Late in April, integrator Morse confirmed that it was in discussions to be acquired by a suitor, which turned out to be 2e2, that ultimately led to its acquisition just days later.
Management at the two firms resurrected an earlier deal that fell apart, and in response to questions posed by MicroScope Morse put out a statement noting "recent media speculation and confirms that it is in advanced talks, which may or may not lead to an offer being made for the Company at 51 pence per share."
Design agency hit for £44,000 costs after being caught out by BSA
The BSA struck again in April, handing down a £44,000 slap on the wrist to a design firm caught using unlicensed copies of software packages from vendors including Apple, Adobe, Microsoft, Symantec and Autodesk.
A whistle-blower triggered the investigation and the BSA continues to encourage people to come forward to point the finger at those using unlicensed software.
BECTA hits out at imminent closure
In the wake of the hard-fought election, education quango BECTA lashed out at Coalition plans to shut it down as part of a £2bn round of cuts to IT, suppliers and property-related spending.
In a statement circulated after the announcement, the quango's chief executive, Stephen Crowne, defended the work of the organisation, saying: "Our procurement arrangements save the schools and colleges many times more than BECTA costs to run. Our Home Access programme will give laptops and broadband to over 200,000 of the poorest children."
eBuyer investigates staff accused of bagging sales sweeteners
In June, online reseller eBuyer suspended three buyers on suspicion of taking backhanders from suppliers.

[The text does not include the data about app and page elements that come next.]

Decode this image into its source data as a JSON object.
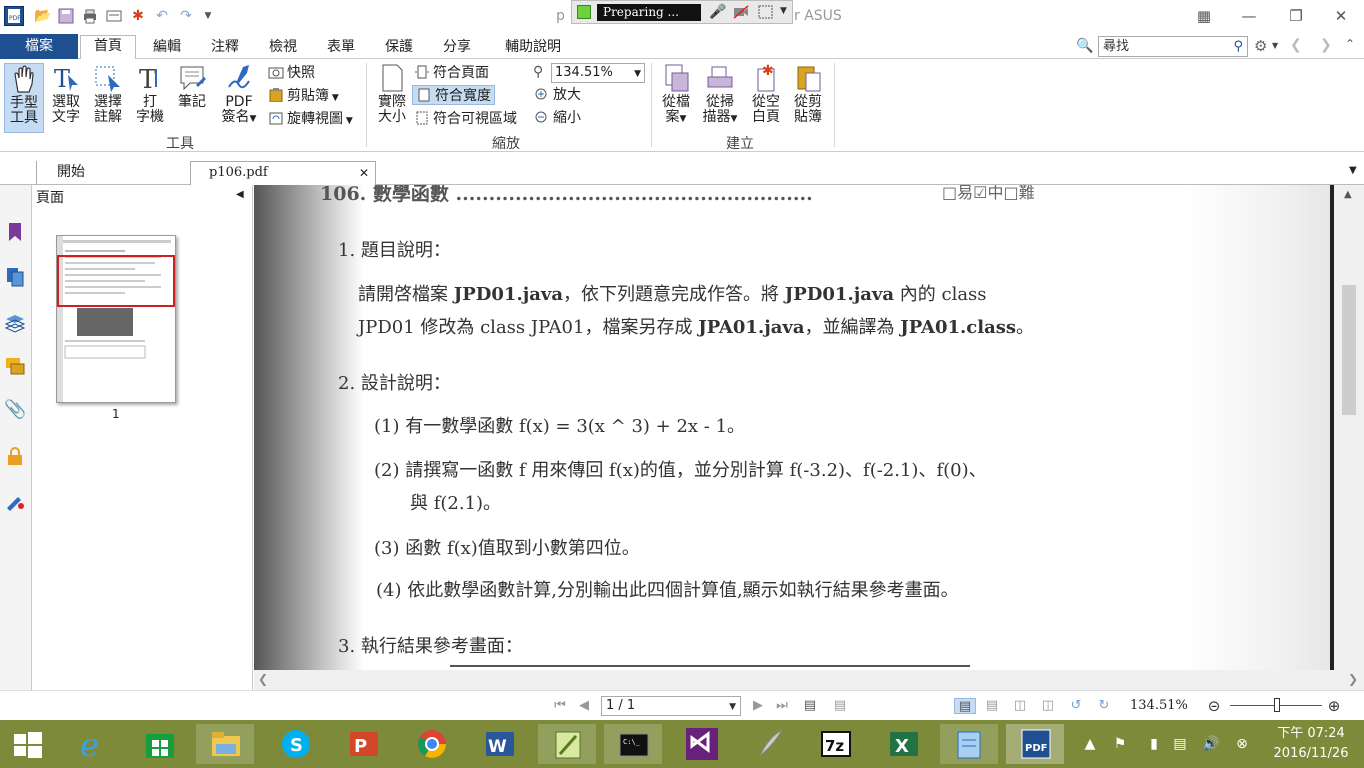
{
  "window": {
    "title": "p106.pdf - Foxit Reader ASUS",
    "title_visible_left": "p",
    "title_visible_right": "r ASUS"
  },
  "recorder": {
    "status": "Preparing ..."
  },
  "menu": {
    "file": "檔案",
    "tabs": [
      "首頁",
      "編輯",
      "注釋",
      "檢視",
      "表單",
      "保護",
      "分享",
      "輔助說明"
    ],
    "active_tab": "首頁",
    "search_placeholder": "尋找"
  },
  "ribbon": {
    "tools": {
      "hand_line1": "手型",
      "hand_line2": "工具",
      "select_text_line1": "選取",
      "select_text_line2": "文字",
      "select_annot_line1": "選擇",
      "select_annot_line2": "註解",
      "typewriter_line1": "打",
      "typewriter_line2": "字機",
      "note": "筆記",
      "pdf_sign_line1": "PDF",
      "pdf_sign_line2": "簽名",
      "snapshot": "快照",
      "clipboard": "剪貼簿",
      "rotate": "旋轉視圖",
      "group_label": "工具"
    },
    "zoom": {
      "actual_size_line1": "實際",
      "actual_size_line2": "大小",
      "fit_page": "符合頁面",
      "fit_width": "符合寬度",
      "fit_visible": "符合可視區域",
      "zoom_value": "134.51%",
      "zoom_in": "放大",
      "zoom_out": "縮小",
      "group_label": "縮放"
    },
    "create": {
      "from_file_line1": "從檔",
      "from_file_line2": "案",
      "from_scanner_line1": "從掃",
      "from_scanner_line2": "描器",
      "from_blank_line1": "從空",
      "from_blank_line2": "白頁",
      "from_clipboard_line1": "從剪",
      "from_clipboard_line2": "貼簿",
      "group_label": "建立"
    }
  },
  "doc_tabs": {
    "start": "開始",
    "file": "p106.pdf"
  },
  "pages_panel": {
    "title": "頁面",
    "thumb_page": "1"
  },
  "document": {
    "header": "106. 數學函數 ......................................................",
    "difficulty": "□易☑中□難",
    "sec1_title": "1. 題目說明：",
    "sec1_p1_a": "請開啓檔案",
    "sec1_p1_b": "JPD01.java",
    "sec1_p1_c": "，依下列題意完成作答。將",
    "sec1_p1_d": "JPD01.java",
    "sec1_p1_e": "內的 class",
    "sec1_p2_a": "JPD01 修改為 class JPA01，檔案另存成",
    "sec1_p2_b": "JPA01.java",
    "sec1_p2_c": "，並編譯為",
    "sec1_p2_d": "JPA01.class",
    "sec1_p2_e": "。",
    "sec2_title": "2. 設計說明：",
    "item1": "(1) 有一數學函數 f(x) = 3(x ^ 3) + 2x - 1。",
    "item2_l1": "(2) 請撰寫一函數 f 用來傳回 f(x)的值，並分別計算 f(-3.2)、f(-2.1)、f(0)、",
    "item2_l2": "與 f(2.1)。",
    "item3": "(3) 函數 f(x)值取到小數第四位。",
    "item4": "(4) 依此數學函數計算,分別輸出此四個計算值,顯示如執行結果參考畫面。",
    "sec3_title": "3. 執行結果參考畫面："
  },
  "status": {
    "page": "1 / 1",
    "zoom": "134.51%"
  },
  "taskbar": {
    "clock_time": "下午 07:24",
    "clock_date": "2016/11/26"
  }
}
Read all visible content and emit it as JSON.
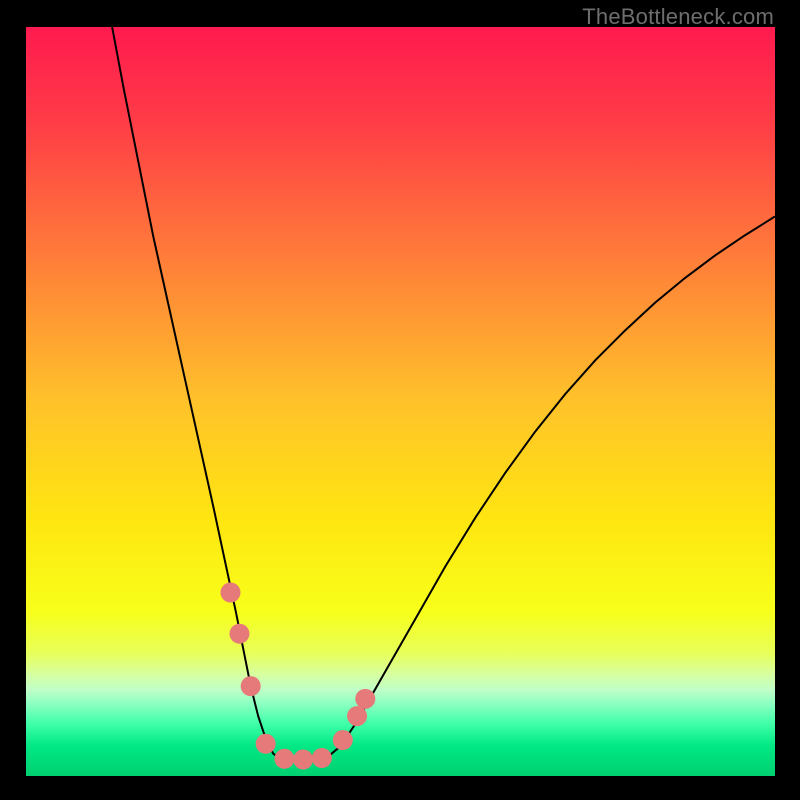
{
  "watermark": "TheBottleneck.com",
  "chart_data": {
    "type": "line",
    "title": "",
    "xlabel": "",
    "ylabel": "",
    "xlim": [
      0,
      100
    ],
    "ylim": [
      0,
      100
    ],
    "background_gradient": {
      "stops": [
        {
          "offset": 0.0,
          "color": "#ff1a4f"
        },
        {
          "offset": 0.12,
          "color": "#ff3a47"
        },
        {
          "offset": 0.3,
          "color": "#ff7a3a"
        },
        {
          "offset": 0.5,
          "color": "#ffc22a"
        },
        {
          "offset": 0.66,
          "color": "#ffe610"
        },
        {
          "offset": 0.78,
          "color": "#f7ff1a"
        },
        {
          "offset": 0.835,
          "color": "#e8ff58"
        },
        {
          "offset": 0.865,
          "color": "#d6ffa2"
        },
        {
          "offset": 0.885,
          "color": "#c0ffc8"
        },
        {
          "offset": 0.905,
          "color": "#88ffc0"
        },
        {
          "offset": 0.93,
          "color": "#40ffa8"
        },
        {
          "offset": 0.96,
          "color": "#00e884"
        },
        {
          "offset": 1.0,
          "color": "#00d070"
        }
      ]
    },
    "series": [
      {
        "name": "bottleneck-curve",
        "color": "#000000",
        "stroke_width": 2,
        "x": [
          11.5,
          13,
          15,
          17,
          19,
          21,
          23,
          25,
          26.5,
          28,
          29,
          30,
          31,
          32,
          33,
          34,
          36,
          38,
          40,
          42,
          44,
          48,
          52,
          56,
          60,
          64,
          68,
          72,
          76,
          80,
          84,
          88,
          92,
          96,
          100
        ],
        "y": [
          100,
          92,
          82,
          72,
          63,
          54,
          45,
          36,
          29,
          22,
          17,
          12,
          8,
          5,
          3,
          2.2,
          2,
          2,
          2.3,
          4,
          7,
          14,
          21,
          28,
          34.5,
          40.5,
          46,
          51,
          55.5,
          59.5,
          63.2,
          66.5,
          69.5,
          72.2,
          74.7
        ]
      }
    ],
    "markers": [
      {
        "name": "salmon-dots",
        "color": "#e67a7a",
        "radius": 10,
        "points": [
          {
            "x": 27.3,
            "y": 24.5
          },
          {
            "x": 28.5,
            "y": 19.0
          },
          {
            "x": 30.0,
            "y": 12.0
          },
          {
            "x": 32.0,
            "y": 4.3
          },
          {
            "x": 34.5,
            "y": 2.3
          },
          {
            "x": 37.0,
            "y": 2.2
          },
          {
            "x": 39.5,
            "y": 2.4
          },
          {
            "x": 42.3,
            "y": 4.8
          },
          {
            "x": 44.2,
            "y": 8.0
          },
          {
            "x": 45.3,
            "y": 10.3
          }
        ]
      }
    ]
  }
}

The whistle was blown by a member of staff who discovered that the buyers were receiving fixed payments based on the percentage of orders placed with numerous suppliers.
Equanet restructure leads to exit of senior staff
Late in the month DSGi and Equanet put a small number of senior staff on notice of redundancy as part of a restructure.
Equanet's commercial director Cathy Craig and operations director Karen Sumner were part of that process, while Nikki Courtney, trading manager at DSGi, resigned.
Along with the change of the group name to Dixons Retail, the move poured fuel on industry talk that the reseller operation was being lined up for a sale, suggestions that were scotched by the firm.
Now read on as we take you through the stories that got our readers clicking in the last six months of 2010.